supplement our young pups' diet with yogurt and other sources
of probiotic; vitamins; healthy clays; essential fatty acids
from fresh, cold extracted oils and first class protein such
as egg yolks - all combined with raw crushed vegetable material.
"Although we humans
have changed the appearance and the nature
of the dog in all sorts of ways by domestication, we have
it's basic internal workings. In other words, today's domestic
essentially the same digestive system and overall physiology
as it's ancestor the wolf"
Wolf pups do
not eat at regular times
The food supply is not regular. They are not spoon fed. They
have to battle for their food. Obviously the food needs to
be adequate for survival and healthy growth. However, it is
very rare that their hunger is ever fully satisfied. These
pups are lean and hungry most of the time. There are periods
when they may go for twelve or more hours without food. As
a result, they are not fat and roly poly. They never grow
at their maximum growth rate. As a result they grow slowly.
It is not biologically appropriate for a wolf pup to grow
at its maximum pace. There is at least one very simple reason
for this. A wolf pup raised at top speed will develop skeletal
pups do not get to eat a lot of fat. Wild game is always very
lean. The relatively small amount of fat which is present
is not saturated, but full of essential fatty acids. Quite
different to the fat found in modern farm fed livestock; saturated
and lacking in essential fatty acids. The pups mostly miss
out on the fat because the adult hunters will preferentially
eat it first. The pups get most of their essential fatty acids
from their habit of eating feces and gut contents - chewed
The older wolves will always eat until they
are absolutely jammed full of food, go back to camp, vomit,
and then eat their vomit at a more leisurely pace. Naturally,
little bits of this mixed up mess of food are left and the
pups can dart in and grab bits and pieces of it. In the process
they also eat bits of dirt and leaves and sticks etc. Soil,
grass and other fresh plant material are also eaten by these
hungry wolf pups quite deliberately.
What about dogs in the 'Pre-Pet-Food'
How were they raised? The answer to that is
- not too differently to wild dogs. Of course they did not
have to hunt for their food. For most domestic dogs in the
'pre-pet-food era', much of their diet was still composed
of raw meaty bones together with other food scraps. Most importantly,
the bulk of that food was raw. This diet definitely included
plenty of vegetable material. Not always raw however.
These dogs were not overfed. This is because
everybody was very relaxed about feeding dogs. It was simple
and straightforward. Everybody knew how to do it and trusted
their instincts. There was no drama if they forgot to feed
the pups. They would have scavenged something for themselves
anyway. Nobody was racing to produce the 'biggest, roundest,
fattest, most calcified, biggest-boned,'bestest', largest,
beautiest - dog - ever, in the shortest possible space of
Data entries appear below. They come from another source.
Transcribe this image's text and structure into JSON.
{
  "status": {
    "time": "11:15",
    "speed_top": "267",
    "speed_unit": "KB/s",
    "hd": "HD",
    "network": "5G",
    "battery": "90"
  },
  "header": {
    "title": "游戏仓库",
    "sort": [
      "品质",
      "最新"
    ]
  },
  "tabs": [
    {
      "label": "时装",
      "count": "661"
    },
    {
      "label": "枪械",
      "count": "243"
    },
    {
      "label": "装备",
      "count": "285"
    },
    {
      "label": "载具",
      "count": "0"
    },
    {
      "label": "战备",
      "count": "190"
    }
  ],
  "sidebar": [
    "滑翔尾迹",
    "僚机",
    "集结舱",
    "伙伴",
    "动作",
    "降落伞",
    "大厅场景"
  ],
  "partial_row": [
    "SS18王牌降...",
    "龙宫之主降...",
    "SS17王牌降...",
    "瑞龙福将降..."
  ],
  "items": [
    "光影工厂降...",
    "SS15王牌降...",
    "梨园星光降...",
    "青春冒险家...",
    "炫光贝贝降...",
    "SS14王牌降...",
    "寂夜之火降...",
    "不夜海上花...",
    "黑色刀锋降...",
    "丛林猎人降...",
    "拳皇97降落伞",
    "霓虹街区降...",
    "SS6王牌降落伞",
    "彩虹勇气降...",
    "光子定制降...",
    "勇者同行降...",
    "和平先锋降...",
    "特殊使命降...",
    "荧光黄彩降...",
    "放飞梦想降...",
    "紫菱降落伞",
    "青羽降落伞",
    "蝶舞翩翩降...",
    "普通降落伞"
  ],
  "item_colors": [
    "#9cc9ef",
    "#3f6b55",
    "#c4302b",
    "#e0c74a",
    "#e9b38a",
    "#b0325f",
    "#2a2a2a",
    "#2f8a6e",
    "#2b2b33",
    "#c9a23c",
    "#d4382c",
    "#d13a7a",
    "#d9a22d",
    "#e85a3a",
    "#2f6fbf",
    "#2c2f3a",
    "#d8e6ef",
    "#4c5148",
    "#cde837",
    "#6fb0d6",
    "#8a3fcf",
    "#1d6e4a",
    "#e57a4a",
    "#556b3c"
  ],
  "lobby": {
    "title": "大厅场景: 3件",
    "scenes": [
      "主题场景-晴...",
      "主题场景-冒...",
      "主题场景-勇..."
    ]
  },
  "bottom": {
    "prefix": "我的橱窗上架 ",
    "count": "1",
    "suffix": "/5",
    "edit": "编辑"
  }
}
The bottom line for these dogs raised in the
pre-pet-food era is that the degree to which they experienced
ill health reflected the degree to which their owners departed
from that biologically appropriate method of feeding and exercising
that nature developed over the hundreds of thousands of years
of the wolf's evolution.